Swim to Bike: All of your T1 gear, including clothes, shoes, helmet, glasses, sunscreen, etc. I had placed all of my fluids and gels on the bike that morning. Upon exiting the swim, you find this bag, run into the changing tent and change for the bike. The volunteers pack your swim stuff into the bag for you when you leave.
Bike Special Needs: A bag you can retrieve at the bike halfway point. I put extra gel, a cliff bar, fluid bottles and a spare tire changing kit (just in case).
Bike to Run Gear Bag: This is anything you'll need for T2, to include running clothes, fluids, gels, shoes, etc. Again, you fetch this bag on your way into T2. All of your bike stuff gets packed in here as you leave for the run.
Special Needs Run Bag: A bag you can retrieve at the 13.1 mile point of the run. I had dry socks, clean shoes, more gel, fluids, and a vest since the temps were forecasted to drop. I forgot to put a pic of my kids in there as motivation for the run.
Now, I mention all of this for those of you who will be doing an IM in 2006. It is really a lot to think about, considering what it is you want to pack into each bag. I made sure that my nutritional needs were all in the bags since they were not providing the stuff I trained on (Crank Gels and Fluids).
Race Morning: Got up at 3:30am, had breakfast which consisted of a PBJ, some enduralytes, a Prevacid (for indigestion) and some Crank juice. I got to the race site at 5am and pumped up the tires. As usual, you could hear tires exploding about every 10 minutes or so. Each time, I just cringed thinking about the poor soul that had to change a tire before even getting started.
I lathered up with Body Glide and changed into the wetsuit, then dumped my "Dry Clothes" bag into the appropriate bin, to be retrieved later.
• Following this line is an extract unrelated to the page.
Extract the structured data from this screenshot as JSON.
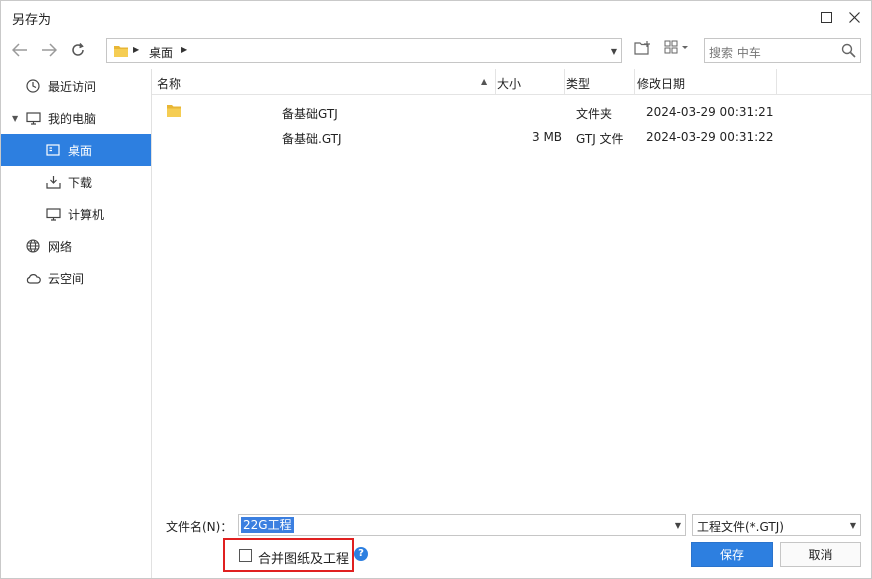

One hour from the start, I ate a gel, sat down and said a prayer. I reflected upon the last 18 months. In June, 2005, I left the couch for a life of running, biking and swimming. What began with a few sprint distance triathlons had progressed into a full blown obsession. Here I was, at 43, attempting both my first Ironman and my first Marathon, all in the same day. I was nervous and excited.
My priorities for the day were:
1. Moderate my pace. I don't want to suffer today, I really want to enjoy the experience. I want to just immerse myself in my first Ironman and soak it all in. There will be future races for suffering and racing against the clock. Today was about using all that training to make the day as enjoyable as possible. That meant racing smart.
Swim: Go out easy and don't ever push it. Treat it, as much as possible, like an easy pool swim.
Bike: Go out very easy the first hour to let the HR settle at 130. Then ramp it up, but try to maintain an 18mph avg, keeping the HR very low.
Run: Begin with a first mile of 10:20 and moderate my pace down to 10 min miles. I would use the first loop (13.1 miles) as a barometer on how to run the second half).
After pondering all of this, I headed for the swim start. I ran into Renee, Jess (Tri Take Me Away) and Brett (Alpine87) on the beach. I got to the shore in time to watch the pro's start. That was awesome.
I found my family and had a chance to hug and kiss my children before heading to the water. Got wet, letting that layer of water warm up between the wetsuit and my skin. Swim cap on, goggles ready, it was time to go. The countdown began to race start and my heart was pounding.